Records for the exercise START

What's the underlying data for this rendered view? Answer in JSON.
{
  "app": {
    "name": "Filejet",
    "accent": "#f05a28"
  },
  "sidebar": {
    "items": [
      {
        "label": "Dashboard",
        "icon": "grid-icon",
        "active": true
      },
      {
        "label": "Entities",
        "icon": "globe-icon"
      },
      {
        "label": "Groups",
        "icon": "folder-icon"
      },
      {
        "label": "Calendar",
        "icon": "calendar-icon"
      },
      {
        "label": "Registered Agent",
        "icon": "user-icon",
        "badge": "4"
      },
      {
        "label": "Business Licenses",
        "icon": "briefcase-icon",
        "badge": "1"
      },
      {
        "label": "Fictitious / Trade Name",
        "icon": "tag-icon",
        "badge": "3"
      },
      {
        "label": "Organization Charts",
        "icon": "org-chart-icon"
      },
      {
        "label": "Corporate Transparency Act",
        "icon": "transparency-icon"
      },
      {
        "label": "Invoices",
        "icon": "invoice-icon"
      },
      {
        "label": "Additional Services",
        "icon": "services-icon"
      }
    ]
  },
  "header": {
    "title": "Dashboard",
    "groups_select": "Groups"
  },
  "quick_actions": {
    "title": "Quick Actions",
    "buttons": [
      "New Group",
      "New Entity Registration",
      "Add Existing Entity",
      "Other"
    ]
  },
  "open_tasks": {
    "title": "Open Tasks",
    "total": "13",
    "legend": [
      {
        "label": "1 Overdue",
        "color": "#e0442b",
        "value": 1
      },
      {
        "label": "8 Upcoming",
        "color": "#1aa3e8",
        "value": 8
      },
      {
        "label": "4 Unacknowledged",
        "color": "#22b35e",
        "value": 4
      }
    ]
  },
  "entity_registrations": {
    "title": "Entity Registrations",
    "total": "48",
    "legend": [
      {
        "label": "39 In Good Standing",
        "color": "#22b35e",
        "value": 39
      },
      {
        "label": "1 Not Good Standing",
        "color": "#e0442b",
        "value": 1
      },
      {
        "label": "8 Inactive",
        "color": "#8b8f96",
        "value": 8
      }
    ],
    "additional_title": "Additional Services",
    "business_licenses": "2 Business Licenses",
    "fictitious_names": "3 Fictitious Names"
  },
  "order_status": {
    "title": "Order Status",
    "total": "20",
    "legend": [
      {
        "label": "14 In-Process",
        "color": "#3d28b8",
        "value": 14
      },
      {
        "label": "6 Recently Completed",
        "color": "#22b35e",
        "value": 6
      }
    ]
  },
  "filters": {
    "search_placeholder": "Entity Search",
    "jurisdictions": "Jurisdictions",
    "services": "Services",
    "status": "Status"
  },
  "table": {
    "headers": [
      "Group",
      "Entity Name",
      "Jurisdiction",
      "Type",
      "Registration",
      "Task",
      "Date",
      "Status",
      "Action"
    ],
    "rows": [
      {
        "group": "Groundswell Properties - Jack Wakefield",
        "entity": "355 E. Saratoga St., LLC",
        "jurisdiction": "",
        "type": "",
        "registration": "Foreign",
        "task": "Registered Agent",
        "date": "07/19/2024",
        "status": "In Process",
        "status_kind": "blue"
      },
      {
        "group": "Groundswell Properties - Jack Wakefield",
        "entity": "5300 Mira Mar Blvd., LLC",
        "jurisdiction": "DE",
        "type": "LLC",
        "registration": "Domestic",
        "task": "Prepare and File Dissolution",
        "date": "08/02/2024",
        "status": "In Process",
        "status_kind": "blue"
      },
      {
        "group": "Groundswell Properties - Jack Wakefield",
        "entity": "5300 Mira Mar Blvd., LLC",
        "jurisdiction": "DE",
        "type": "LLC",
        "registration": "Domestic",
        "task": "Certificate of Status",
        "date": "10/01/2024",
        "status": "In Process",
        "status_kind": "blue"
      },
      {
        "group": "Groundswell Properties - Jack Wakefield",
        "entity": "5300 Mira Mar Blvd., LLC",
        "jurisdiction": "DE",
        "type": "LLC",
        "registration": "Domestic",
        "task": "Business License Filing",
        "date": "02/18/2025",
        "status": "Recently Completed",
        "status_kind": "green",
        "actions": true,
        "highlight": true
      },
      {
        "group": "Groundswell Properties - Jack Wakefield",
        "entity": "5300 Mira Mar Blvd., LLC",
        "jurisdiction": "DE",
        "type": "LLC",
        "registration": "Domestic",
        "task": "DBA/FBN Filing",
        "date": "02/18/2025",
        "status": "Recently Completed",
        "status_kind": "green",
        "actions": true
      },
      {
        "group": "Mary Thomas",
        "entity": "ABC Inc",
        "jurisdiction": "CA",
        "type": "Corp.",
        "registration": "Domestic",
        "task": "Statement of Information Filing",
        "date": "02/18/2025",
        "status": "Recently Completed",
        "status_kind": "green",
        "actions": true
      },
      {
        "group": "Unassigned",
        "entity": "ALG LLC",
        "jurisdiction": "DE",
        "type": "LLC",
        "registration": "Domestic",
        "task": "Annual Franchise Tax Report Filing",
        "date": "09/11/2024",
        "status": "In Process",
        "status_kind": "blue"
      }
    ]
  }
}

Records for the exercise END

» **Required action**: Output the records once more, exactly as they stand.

» **Output below**:
What's the underlying data for this rendered view? Answer in JSON.
{
  "app": {
    "name": "Filejet",
    "accent": "#f05a28"
  },
  "sidebar": {
    "items": [
      {
        "label": "Dashboard",
        "icon": "grid-icon",
        "active": true
      },
      {
        "label": "Entities",
        "icon": "globe-icon"
      },
      {
        "label": "Groups",
        "icon": "folder-icon"
      },
      {
        "label": "Calendar",
        "icon": "calendar-icon"
      },
      {
        "label": "Registered Agent",
        "icon": "user-icon",
        "badge": "4"
      },
      {
        "label": "Business Licenses",
        "icon": "briefcase-icon",
        "badge": "1"
      },
      {
        "label": "Fictitious / Trade Name",
        "icon": "tag-icon",
        "badge": "3"
      },
      {
        "label": "Organization Charts",
        "icon": "org-chart-icon"
      },
      {
        "label": "Corporate Transparency Act",
        "icon": "transparency-icon"
      },
      {
        "label": "Invoices",
        "icon": "invoice-icon"
      },
      {
        "label": "Additional Services",
        "icon": "services-icon"
      }
    ]
  },
  "header": {
    "title": "Dashboard",
    "groups_select": "Groups"
  },
  "quick_actions": {
    "title": "Quick Actions",
    "buttons": [
      "New Group",
      "New Entity Registration",
      "Add Existing Entity",
      "Other"
    ]
  },
  "open_tasks": {
    "title": "Open Tasks",
    "total": "13",
    "legend": [
      {
        "label": "1 Overdue",
        "color": "#e0442b",
        "value": 1
      },
      {
        "label": "8 Upcoming",
        "color": "#1aa3e8",
        "value": 8
      },
      {
        "label": "4 Unacknowledged",
        "color": "#22b35e",
        "value": 4
      }
    ]
  },
  "entity_registrations": {
    "title": "Entity Registrations",
    "total": "48",
    "legend": [
      {
        "label": "39 In Good Standing",
        "color": "#22b35e",
        "value": 39
      },
      {
        "label": "1 Not Good Standing",
        "color": "#e0442b",
        "value": 1
      },
      {
        "label": "8 Inactive",
        "color": "#8b8f96",
        "value": 8
      }
    ],
    "additional_title": "Additional Services",
    "business_licenses": "2 Business Licenses",
    "fictitious_names": "3 Fictitious Names"
  },
  "order_status": {
    "title": "Order Status",
    "total": "20",
    "legend": [
      {
        "label": "14 In-Process",
        "color": "#3d28b8",
        "value": 14
      },
      {
        "label": "6 Recently Completed",
        "color": "#22b35e",
        "value": 6
      }
    ]
  },
  "filters": {
    "search_placeholder": "Entity Search",
    "jurisdictions": "Jurisdictions",
    "services": "Services",
    "status": "Status"
  },
  "table": {
    "headers": [
      "Group",
      "Entity Name",
      "Jurisdiction",
      "Type",
      "Registration",
      "Task",
      "Date",
      "Status",
      "Action"
    ],
    "rows": [
      {
        "group": "Groundswell Properties - Jack Wakefield",
        "entity": "355 E. Saratoga St., LLC",
        "jurisdiction": "",
        "type": "",
        "registration": "Foreign",
        "task": "Registered Agent",
        "date": "07/19/2024",
        "status": "In Process",
        "status_kind": "blue"
      },
      {
        "group": "Groundswell Properties - Jack Wakefield",
        "entity": "5300 Mira Mar Blvd., LLC",
        "jurisdiction": "DE",
        "type": "LLC",
        "registration": "Domestic",
        "task": "Prepare and File Dissolution",
        "date": "08/02/2024",
        "status": "In Process",
        "status_kind": "blue"
      },
      {
        "group": "Groundswell Properties - Jack Wakefield",
        "entity": "5300 Mira Mar Blvd., LLC",
        "jurisdiction": "DE",
        "type": "LLC",
        "registration": "Domestic",
        "task": "Certificate of Status",
        "date": "10/01/2024",
        "status": "In Process",
        "status_kind": "blue"
      },
      {
        "group": "Groundswell Properties - Jack Wakefield",
        "entity": "5300 Mira Mar Blvd., LLC",
        "jurisdiction": "DE",
        "type": "LLC",
        "registration": "Domestic",
        "task": "Business License Filing",
        "date": "02/18/2025",
        "status": "Recently Completed",
        "status_kind": "green",
        "actions": true,
        "highlight": true
      },
      {
        "group": "Groundswell Properties - Jack Wakefield",
        "entity": "5300 Mira Mar Blvd., LLC",
        "jurisdiction": "DE",
        "type": "LLC",
        "registration": "Domestic",
        "task": "DBA/FBN Filing",
        "date": "02/18/2025",
        "status": "Recently Completed",
        "status_kind": "green",
        "actions": true
      },
      {
        "group": "Mary Thomas",
        "entity": "ABC Inc",
        "jurisdiction": "CA",
        "type": "Corp.",
        "registration": "Domestic",
        "task": "Statement of Information Filing",
        "date": "02/18/2025",
        "status": "Recently Completed",
        "status_kind": "green",
        "actions": true
      },
      {
        "group": "Unassigned",
        "entity": "ALG LLC",
        "jurisdiction": "DE",
        "type": "LLC",
        "registration": "Domestic",
        "task": "Annual Franchise Tax Report Filing",
        "date": "09/11/2024",
        "status": "In Process",
        "status_kind": "blue"
      }
    ]
  }
}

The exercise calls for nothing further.